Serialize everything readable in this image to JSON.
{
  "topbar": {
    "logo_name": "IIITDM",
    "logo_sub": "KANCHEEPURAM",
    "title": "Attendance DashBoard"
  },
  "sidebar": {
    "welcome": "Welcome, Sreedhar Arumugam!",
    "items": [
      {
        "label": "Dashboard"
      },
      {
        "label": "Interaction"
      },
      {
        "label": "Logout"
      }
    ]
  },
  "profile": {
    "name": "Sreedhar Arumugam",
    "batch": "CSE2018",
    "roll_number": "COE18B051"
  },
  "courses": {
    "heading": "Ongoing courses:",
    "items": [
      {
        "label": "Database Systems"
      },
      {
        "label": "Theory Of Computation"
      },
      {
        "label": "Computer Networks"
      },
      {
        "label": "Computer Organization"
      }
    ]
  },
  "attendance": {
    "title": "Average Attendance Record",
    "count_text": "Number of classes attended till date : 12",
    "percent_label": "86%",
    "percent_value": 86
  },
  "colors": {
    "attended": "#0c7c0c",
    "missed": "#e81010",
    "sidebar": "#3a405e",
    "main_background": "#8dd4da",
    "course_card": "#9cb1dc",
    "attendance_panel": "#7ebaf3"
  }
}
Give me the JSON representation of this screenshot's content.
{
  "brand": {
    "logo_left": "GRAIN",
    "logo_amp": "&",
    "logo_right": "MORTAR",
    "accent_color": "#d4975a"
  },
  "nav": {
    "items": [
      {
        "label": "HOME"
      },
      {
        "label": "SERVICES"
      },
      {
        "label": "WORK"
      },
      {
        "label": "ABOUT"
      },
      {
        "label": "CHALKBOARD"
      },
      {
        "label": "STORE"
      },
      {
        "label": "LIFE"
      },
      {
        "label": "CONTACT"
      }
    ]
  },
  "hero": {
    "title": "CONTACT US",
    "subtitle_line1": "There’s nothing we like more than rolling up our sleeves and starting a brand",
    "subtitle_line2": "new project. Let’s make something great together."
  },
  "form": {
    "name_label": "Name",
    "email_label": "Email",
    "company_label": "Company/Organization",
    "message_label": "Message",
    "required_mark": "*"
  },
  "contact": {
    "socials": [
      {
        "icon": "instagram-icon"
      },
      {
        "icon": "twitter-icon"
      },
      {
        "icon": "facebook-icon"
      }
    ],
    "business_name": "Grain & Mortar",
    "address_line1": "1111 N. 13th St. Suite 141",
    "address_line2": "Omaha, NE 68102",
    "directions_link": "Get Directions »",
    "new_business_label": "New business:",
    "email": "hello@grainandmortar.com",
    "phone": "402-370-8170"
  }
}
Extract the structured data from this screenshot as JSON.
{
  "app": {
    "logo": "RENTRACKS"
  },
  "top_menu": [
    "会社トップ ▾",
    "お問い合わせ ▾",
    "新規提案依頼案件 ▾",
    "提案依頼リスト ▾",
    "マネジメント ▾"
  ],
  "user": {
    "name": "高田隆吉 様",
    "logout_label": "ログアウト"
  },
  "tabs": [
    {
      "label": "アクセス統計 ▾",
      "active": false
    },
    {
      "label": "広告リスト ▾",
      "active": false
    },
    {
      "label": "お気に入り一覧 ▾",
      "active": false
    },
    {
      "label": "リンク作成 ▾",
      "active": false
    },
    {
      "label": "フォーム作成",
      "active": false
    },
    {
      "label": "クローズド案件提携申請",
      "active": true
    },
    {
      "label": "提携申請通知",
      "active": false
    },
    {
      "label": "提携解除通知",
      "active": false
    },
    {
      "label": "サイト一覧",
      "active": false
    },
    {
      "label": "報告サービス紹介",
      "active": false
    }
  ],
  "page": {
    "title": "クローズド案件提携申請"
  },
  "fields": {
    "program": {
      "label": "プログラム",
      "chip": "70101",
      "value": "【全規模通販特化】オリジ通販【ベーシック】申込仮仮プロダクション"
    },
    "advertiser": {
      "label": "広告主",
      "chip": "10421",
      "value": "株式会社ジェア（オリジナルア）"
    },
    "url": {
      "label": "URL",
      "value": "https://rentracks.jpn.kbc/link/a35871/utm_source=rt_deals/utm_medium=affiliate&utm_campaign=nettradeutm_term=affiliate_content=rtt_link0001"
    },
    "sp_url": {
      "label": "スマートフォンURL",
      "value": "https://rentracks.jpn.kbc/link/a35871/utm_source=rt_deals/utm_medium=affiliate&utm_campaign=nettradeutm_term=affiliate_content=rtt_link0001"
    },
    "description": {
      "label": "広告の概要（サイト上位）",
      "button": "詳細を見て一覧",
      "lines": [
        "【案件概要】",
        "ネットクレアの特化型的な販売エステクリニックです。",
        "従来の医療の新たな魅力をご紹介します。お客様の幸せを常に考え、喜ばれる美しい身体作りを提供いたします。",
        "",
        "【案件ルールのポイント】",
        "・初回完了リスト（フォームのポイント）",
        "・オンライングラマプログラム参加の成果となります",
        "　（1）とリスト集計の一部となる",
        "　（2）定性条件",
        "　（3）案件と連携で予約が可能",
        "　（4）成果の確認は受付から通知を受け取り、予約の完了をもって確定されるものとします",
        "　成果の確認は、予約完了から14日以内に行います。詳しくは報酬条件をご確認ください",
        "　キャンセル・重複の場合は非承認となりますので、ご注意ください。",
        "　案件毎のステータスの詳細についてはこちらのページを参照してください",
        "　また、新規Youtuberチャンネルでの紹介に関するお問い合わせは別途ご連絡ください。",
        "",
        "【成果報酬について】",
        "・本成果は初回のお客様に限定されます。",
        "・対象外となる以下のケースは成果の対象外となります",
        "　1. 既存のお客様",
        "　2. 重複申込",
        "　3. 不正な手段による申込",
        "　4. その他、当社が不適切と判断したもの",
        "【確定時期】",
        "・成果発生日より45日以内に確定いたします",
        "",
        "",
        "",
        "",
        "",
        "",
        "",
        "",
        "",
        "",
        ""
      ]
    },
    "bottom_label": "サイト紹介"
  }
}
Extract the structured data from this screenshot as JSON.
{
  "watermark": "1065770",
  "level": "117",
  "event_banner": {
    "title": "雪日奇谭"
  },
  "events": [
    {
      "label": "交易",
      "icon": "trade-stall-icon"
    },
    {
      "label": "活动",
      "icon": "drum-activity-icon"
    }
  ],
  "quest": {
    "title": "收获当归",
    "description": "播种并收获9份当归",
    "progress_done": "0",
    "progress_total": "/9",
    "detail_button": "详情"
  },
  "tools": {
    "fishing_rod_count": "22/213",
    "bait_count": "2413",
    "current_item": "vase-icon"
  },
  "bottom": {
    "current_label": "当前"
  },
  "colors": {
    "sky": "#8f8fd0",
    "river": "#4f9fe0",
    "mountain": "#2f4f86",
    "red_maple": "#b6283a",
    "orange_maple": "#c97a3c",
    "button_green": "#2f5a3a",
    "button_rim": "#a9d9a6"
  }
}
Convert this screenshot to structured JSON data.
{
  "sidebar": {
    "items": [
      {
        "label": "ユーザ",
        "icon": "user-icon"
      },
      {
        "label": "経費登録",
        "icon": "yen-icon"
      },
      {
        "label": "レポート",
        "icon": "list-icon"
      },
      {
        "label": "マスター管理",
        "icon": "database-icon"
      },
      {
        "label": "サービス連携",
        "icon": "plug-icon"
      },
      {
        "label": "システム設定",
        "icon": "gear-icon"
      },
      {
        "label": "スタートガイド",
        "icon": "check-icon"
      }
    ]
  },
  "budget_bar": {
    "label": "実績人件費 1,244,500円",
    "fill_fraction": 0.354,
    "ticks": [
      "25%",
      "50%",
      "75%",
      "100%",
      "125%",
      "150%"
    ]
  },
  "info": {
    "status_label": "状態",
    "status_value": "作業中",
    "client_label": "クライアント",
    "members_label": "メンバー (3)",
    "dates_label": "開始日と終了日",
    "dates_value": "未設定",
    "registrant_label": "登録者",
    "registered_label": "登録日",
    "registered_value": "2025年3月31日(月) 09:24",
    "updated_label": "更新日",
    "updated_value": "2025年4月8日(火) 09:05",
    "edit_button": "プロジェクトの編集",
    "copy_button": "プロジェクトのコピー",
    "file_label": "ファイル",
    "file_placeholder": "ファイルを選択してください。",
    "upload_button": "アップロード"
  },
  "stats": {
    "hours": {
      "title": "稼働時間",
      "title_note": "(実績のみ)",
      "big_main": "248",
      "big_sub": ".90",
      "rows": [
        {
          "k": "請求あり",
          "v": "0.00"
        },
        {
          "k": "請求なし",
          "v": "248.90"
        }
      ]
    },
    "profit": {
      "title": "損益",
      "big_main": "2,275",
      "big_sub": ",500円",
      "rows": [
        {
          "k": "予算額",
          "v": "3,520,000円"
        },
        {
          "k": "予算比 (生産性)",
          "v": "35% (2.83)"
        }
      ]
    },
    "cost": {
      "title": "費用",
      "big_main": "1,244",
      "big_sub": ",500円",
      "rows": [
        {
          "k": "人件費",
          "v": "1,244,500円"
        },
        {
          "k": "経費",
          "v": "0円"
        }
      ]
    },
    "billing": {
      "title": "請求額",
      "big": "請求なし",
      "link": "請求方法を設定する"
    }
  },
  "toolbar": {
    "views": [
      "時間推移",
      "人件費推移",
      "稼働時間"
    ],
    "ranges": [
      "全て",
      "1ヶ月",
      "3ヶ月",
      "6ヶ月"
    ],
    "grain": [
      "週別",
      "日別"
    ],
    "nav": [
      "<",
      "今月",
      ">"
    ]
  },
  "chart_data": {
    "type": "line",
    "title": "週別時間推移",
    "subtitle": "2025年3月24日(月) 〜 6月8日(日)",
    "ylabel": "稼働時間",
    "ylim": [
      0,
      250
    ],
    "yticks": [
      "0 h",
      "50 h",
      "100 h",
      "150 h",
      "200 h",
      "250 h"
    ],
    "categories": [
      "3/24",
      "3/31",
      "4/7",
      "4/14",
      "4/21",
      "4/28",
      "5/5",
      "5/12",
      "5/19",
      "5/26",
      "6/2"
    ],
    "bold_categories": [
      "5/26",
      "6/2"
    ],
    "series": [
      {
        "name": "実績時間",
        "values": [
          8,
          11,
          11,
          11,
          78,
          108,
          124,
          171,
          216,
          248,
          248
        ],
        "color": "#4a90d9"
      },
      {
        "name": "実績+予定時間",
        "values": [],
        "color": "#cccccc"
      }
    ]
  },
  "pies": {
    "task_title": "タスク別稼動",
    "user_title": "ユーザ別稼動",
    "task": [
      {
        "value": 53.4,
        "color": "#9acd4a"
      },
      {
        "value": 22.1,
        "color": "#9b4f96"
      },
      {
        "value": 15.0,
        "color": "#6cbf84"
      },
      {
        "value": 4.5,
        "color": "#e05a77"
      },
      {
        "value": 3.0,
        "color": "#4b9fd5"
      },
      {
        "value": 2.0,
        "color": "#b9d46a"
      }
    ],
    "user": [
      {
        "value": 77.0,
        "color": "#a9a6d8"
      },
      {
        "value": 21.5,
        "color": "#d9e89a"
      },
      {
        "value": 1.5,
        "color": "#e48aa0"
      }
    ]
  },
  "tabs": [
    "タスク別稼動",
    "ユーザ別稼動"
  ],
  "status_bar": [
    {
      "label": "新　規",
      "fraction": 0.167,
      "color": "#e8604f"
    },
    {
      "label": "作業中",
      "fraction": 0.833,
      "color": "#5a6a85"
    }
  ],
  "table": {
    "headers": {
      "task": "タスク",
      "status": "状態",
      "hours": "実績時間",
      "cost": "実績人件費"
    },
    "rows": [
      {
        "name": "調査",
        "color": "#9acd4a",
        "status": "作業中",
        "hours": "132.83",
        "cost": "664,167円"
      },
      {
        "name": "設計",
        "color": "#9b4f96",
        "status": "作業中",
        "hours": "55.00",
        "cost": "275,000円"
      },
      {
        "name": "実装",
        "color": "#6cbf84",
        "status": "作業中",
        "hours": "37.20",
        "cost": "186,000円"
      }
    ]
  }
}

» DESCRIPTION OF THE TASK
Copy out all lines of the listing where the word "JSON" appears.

» OUTPUT OF THE EXERCISE
Serialize everything readable in this image to JSON.
Give me the JSON representation of this screenshot's content.
Extract the structured data from this screenshot as JSON.
Extract the structured data from this screenshot as JSON.
Convert this screenshot to structured JSON data.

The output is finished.